§ What you are asked to do: Print all entries below exactly, without images.

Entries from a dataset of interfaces

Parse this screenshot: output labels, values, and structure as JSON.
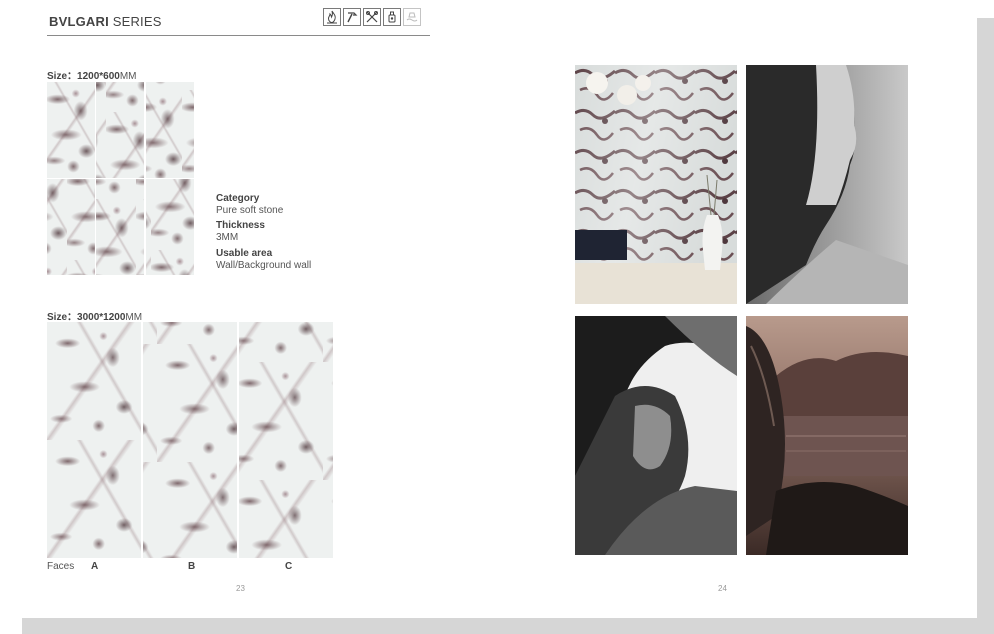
{
  "header": {
    "brand": "BVLGARI",
    "series": " SERIES",
    "icons": [
      "fire-resistant-icon",
      "hammer-icon",
      "tools-icon",
      "stain-resistant-icon",
      "water-resistant-icon"
    ]
  },
  "size_small": {
    "label": "Size：",
    "value": "1200*600",
    "unit": "MM"
  },
  "size_large": {
    "label": "Size：",
    "value": "3000*1200",
    "unit": "MM"
  },
  "specs": {
    "category_label": "Category",
    "category_value": "Pure soft stone",
    "thickness_label": "Thickness",
    "thickness_value": "3MM",
    "usable_label": "Usable area",
    "usable_value": "Wall/Background wall"
  },
  "faces": {
    "label": "Faces",
    "items": [
      "A",
      "B",
      "C"
    ]
  },
  "page_numbers": {
    "left": "23",
    "right": "24"
  },
  "photos": [
    "interior-marble-wall-photo",
    "woman-profile-photo",
    "woman-portrait-photo",
    "rock-lake-photo"
  ],
  "colors": {
    "marble_base": "#eef1f0",
    "marble_vein": "#5a3c41",
    "rule": "#8a8a8a",
    "page_shadow": "#d6d6d6"
  }
}
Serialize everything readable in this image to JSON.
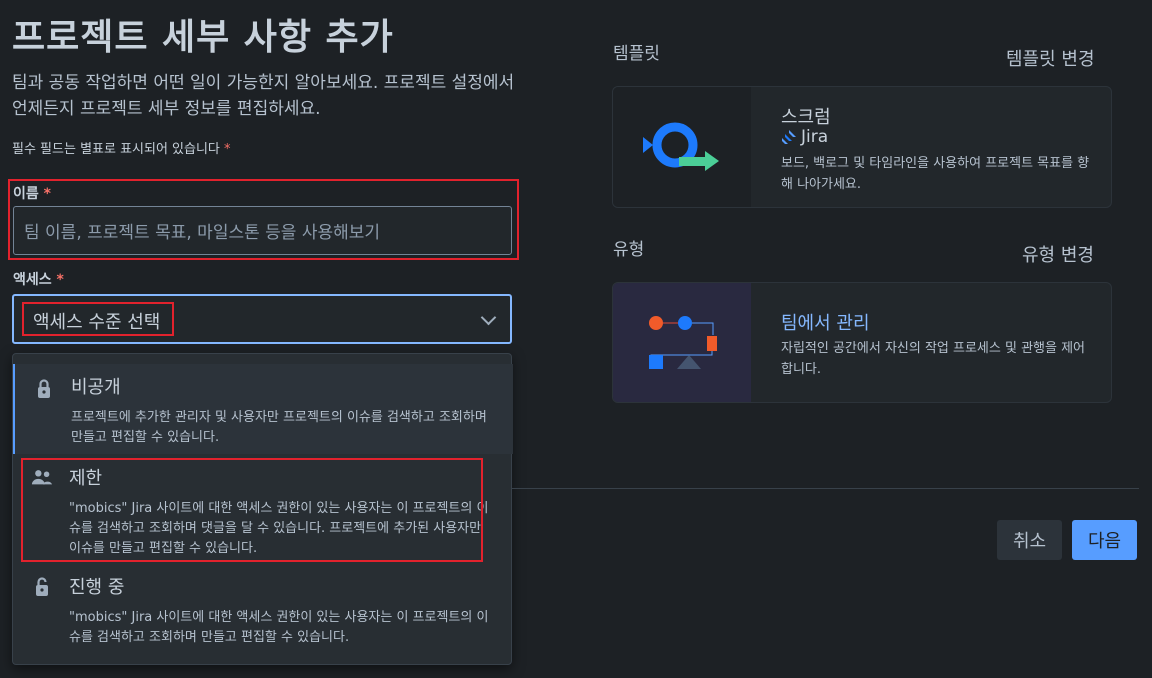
{
  "page": {
    "title": "프로젝트 세부 사항 추가",
    "description": "팀과 공동 작업하면 어떤 일이 가능한지 알아보세요. 프로젝트 설정에서 언제든지 프로젝트 세부 정보를 편집하세요.",
    "required_note": "필수 필드는 별표로 표시되어 있습니다",
    "required_star": "*"
  },
  "form": {
    "name_label": "이름",
    "name_placeholder": "팀 이름, 프로젝트 목표, 마일스톤 등을 사용해보기",
    "access_label": "액세스",
    "access_selected": "액세스 수준 선택"
  },
  "access_options": [
    {
      "icon": "lock-icon",
      "title": "비공개",
      "description": "프로젝트에 추가한 관리자 및 사용자만 프로젝트의 이슈를 검색하고 조회하며 만들고 편집할 수 있습니다."
    },
    {
      "icon": "people-icon",
      "title": "제한",
      "description": "\"mobics\" Jira 사이트에 대한 액세스 권한이 있는 사용자는 이 프로젝트의 이슈를 검색하고 조회하며 댓글을 달 수 있습니다. 프로젝트에 추가된 사용자만 이슈를 만들고 편집할 수 있습니다."
    },
    {
      "icon": "unlock-icon",
      "title": "진행 중",
      "description": "\"mobics\" Jira 사이트에 대한 액세스 권한이 있는 사용자는 이 프로젝트의 이슈를 검색하고 조회하며 만들고 편집할 수 있습니다."
    }
  ],
  "template": {
    "section_label": "템플릿",
    "change_label": "템플릿 변경",
    "card_title": "스크럼",
    "card_product": "Jira",
    "card_description": "보드, 백로그 및 타임라인을 사용하여 프로젝트 목표를 향해 나아가세요."
  },
  "type": {
    "section_label": "유형",
    "change_label": "유형 변경",
    "card_title": "팀에서 관리",
    "card_description": "자립적인 공간에서 자신의 작업 프로세스 및 관행을 제어합니다."
  },
  "actions": {
    "cancel_label": "취소",
    "next_label": "다음"
  },
  "colors": {
    "accent": "#579dff",
    "link_title": "#85b8ff",
    "error_outline": "#e2222d"
  }
}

§ Solution for this exercise:
Parse this screenshot: output labels, values, and structure as JSON.
{
  "header": {
    "brand": "BVLGARI",
    "series": " SERIES",
    "icons": [
      "fire-resistant-icon",
      "hammer-icon",
      "tools-icon",
      "stain-resistant-icon",
      "water-resistant-icon"
    ]
  },
  "size_small": {
    "label": "Size：",
    "value": "1200*600",
    "unit": "MM"
  },
  "size_large": {
    "label": "Size：",
    "value": "3000*1200",
    "unit": "MM"
  },
  "specs": {
    "category_label": "Category",
    "category_value": "Pure soft stone",
    "thickness_label": "Thickness",
    "thickness_value": "3MM",
    "usable_label": "Usable area",
    "usable_value": "Wall/Background wall"
  },
  "faces": {
    "label": "Faces",
    "items": [
      "A",
      "B",
      "C"
    ]
  },
  "page_numbers": {
    "left": "23",
    "right": "24"
  },
  "photos": [
    "interior-marble-wall-photo",
    "woman-profile-photo",
    "woman-portrait-photo",
    "rock-lake-photo"
  ],
  "colors": {
    "marble_base": "#eef1f0",
    "marble_vein": "#5a3c41",
    "rule": "#8a8a8a",
    "page_shadow": "#d6d6d6"
  }
}
Serialize everything readable in this image to JSON.
{
  "page": {
    "title": "프로젝트 세부 사항 추가",
    "description": "팀과 공동 작업하면 어떤 일이 가능한지 알아보세요. 프로젝트 설정에서 언제든지 프로젝트 세부 정보를 편집하세요.",
    "required_note": "필수 필드는 별표로 표시되어 있습니다",
    "required_star": "*"
  },
  "form": {
    "name_label": "이름",
    "name_placeholder": "팀 이름, 프로젝트 목표, 마일스톤 등을 사용해보기",
    "access_label": "액세스",
    "access_selected": "액세스 수준 선택"
  },
  "access_options": [
    {
      "icon": "lock-icon",
      "title": "비공개",
      "description": "프로젝트에 추가한 관리자 및 사용자만 프로젝트의 이슈를 검색하고 조회하며 만들고 편집할 수 있습니다."
    },
    {
      "icon": "people-icon",
      "title": "제한",
      "description": "\"mobics\" Jira 사이트에 대한 액세스 권한이 있는 사용자는 이 프로젝트의 이슈를 검색하고 조회하며 댓글을 달 수 있습니다. 프로젝트에 추가된 사용자만 이슈를 만들고 편집할 수 있습니다."
    },
    {
      "icon": "unlock-icon",
      "title": "진행 중",
      "description": "\"mobics\" Jira 사이트에 대한 액세스 권한이 있는 사용자는 이 프로젝트의 이슈를 검색하고 조회하며 만들고 편집할 수 있습니다."
    }
  ],
  "template": {
    "section_label": "템플릿",
    "change_label": "템플릿 변경",
    "card_title": "스크럼",
    "card_product": "Jira",
    "card_description": "보드, 백로그 및 타임라인을 사용하여 프로젝트 목표를 향해 나아가세요."
  },
  "type": {
    "section_label": "유형",
    "change_label": "유형 변경",
    "card_title": "팀에서 관리",
    "card_description": "자립적인 공간에서 자신의 작업 프로세스 및 관행을 제어합니다."
  },
  "actions": {
    "cancel_label": "취소",
    "next_label": "다음"
  },
  "colors": {
    "accent": "#579dff",
    "link_title": "#85b8ff",
    "error_outline": "#e2222d"
  }
}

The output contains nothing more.